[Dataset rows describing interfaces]
········
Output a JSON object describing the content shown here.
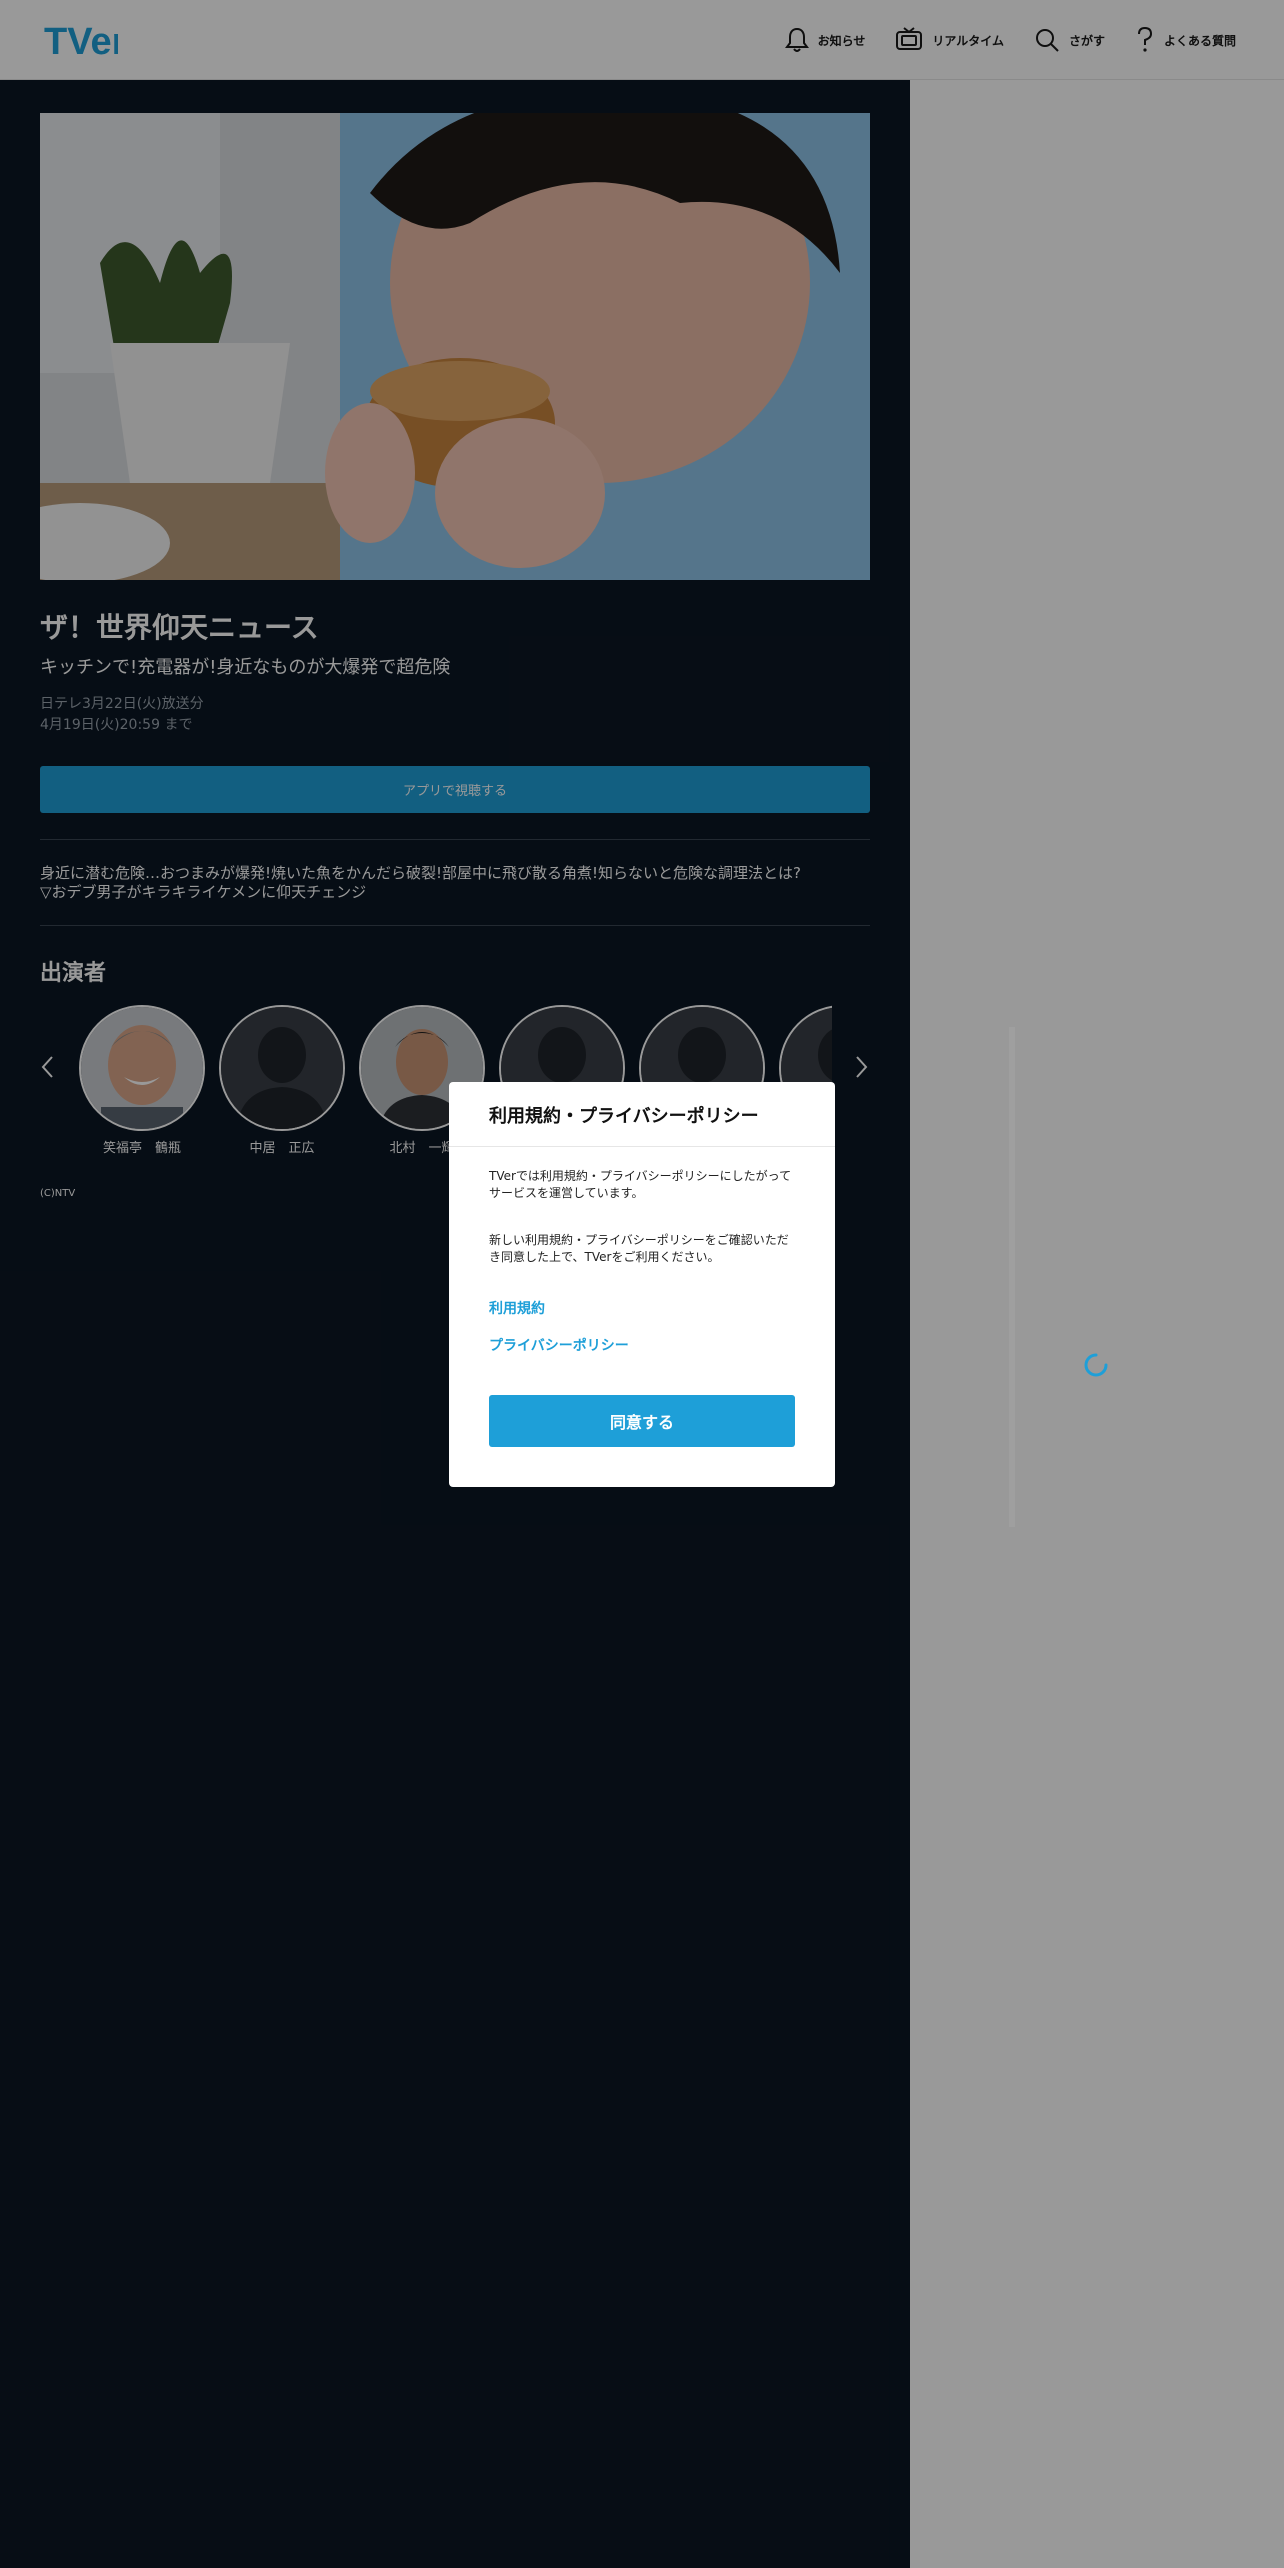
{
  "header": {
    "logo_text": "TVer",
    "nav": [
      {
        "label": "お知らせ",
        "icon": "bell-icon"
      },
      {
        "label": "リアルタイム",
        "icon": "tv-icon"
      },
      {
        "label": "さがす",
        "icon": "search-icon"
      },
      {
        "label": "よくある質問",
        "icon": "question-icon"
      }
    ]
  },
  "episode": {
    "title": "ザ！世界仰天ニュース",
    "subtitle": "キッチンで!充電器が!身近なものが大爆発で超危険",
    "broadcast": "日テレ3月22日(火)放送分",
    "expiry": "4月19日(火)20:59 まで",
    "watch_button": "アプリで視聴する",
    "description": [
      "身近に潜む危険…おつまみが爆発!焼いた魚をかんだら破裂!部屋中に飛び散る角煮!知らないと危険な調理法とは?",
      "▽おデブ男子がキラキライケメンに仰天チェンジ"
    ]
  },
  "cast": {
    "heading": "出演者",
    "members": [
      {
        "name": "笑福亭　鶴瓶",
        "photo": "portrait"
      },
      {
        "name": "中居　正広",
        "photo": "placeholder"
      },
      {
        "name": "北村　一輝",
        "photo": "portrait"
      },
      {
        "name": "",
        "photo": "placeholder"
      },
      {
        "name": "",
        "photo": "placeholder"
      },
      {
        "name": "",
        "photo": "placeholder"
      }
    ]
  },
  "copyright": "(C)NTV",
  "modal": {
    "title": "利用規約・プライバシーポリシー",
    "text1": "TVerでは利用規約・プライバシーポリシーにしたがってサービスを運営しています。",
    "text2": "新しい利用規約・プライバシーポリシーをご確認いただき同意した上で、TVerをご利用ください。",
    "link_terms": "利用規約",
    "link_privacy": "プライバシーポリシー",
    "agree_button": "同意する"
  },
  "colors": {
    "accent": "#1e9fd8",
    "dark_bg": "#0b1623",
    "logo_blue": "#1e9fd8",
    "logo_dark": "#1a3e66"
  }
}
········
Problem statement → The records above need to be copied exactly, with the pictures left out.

Written response →
Output a JSON object describing the content shown here.
{
  "header": {
    "logo_text": "TVer",
    "nav": [
      {
        "label": "お知らせ",
        "icon": "bell-icon"
      },
      {
        "label": "リアルタイム",
        "icon": "tv-icon"
      },
      {
        "label": "さがす",
        "icon": "search-icon"
      },
      {
        "label": "よくある質問",
        "icon": "question-icon"
      }
    ]
  },
  "episode": {
    "title": "ザ！世界仰天ニュース",
    "subtitle": "キッチンで!充電器が!身近なものが大爆発で超危険",
    "broadcast": "日テレ3月22日(火)放送分",
    "expiry": "4月19日(火)20:59 まで",
    "watch_button": "アプリで視聴する",
    "description": [
      "身近に潜む危険…おつまみが爆発!焼いた魚をかんだら破裂!部屋中に飛び散る角煮!知らないと危険な調理法とは?",
      "▽おデブ男子がキラキライケメンに仰天チェンジ"
    ]
  },
  "cast": {
    "heading": "出演者",
    "members": [
      {
        "name": "笑福亭　鶴瓶",
        "photo": "portrait"
      },
      {
        "name": "中居　正広",
        "photo": "placeholder"
      },
      {
        "name": "北村　一輝",
        "photo": "portrait"
      },
      {
        "name": "",
        "photo": "placeholder"
      },
      {
        "name": "",
        "photo": "placeholder"
      },
      {
        "name": "",
        "photo": "placeholder"
      }
    ]
  },
  "copyright": "(C)NTV",
  "modal": {
    "title": "利用規約・プライバシーポリシー",
    "text1": "TVerでは利用規約・プライバシーポリシーにしたがってサービスを運営しています。",
    "text2": "新しい利用規約・プライバシーポリシーをご確認いただき同意した上で、TVerをご利用ください。",
    "link_terms": "利用規約",
    "link_privacy": "プライバシーポリシー",
    "agree_button": "同意する"
  },
  "colors": {
    "accent": "#1e9fd8",
    "dark_bg": "#0b1623",
    "logo_blue": "#1e9fd8",
    "logo_dark": "#1a3e66"
  }
}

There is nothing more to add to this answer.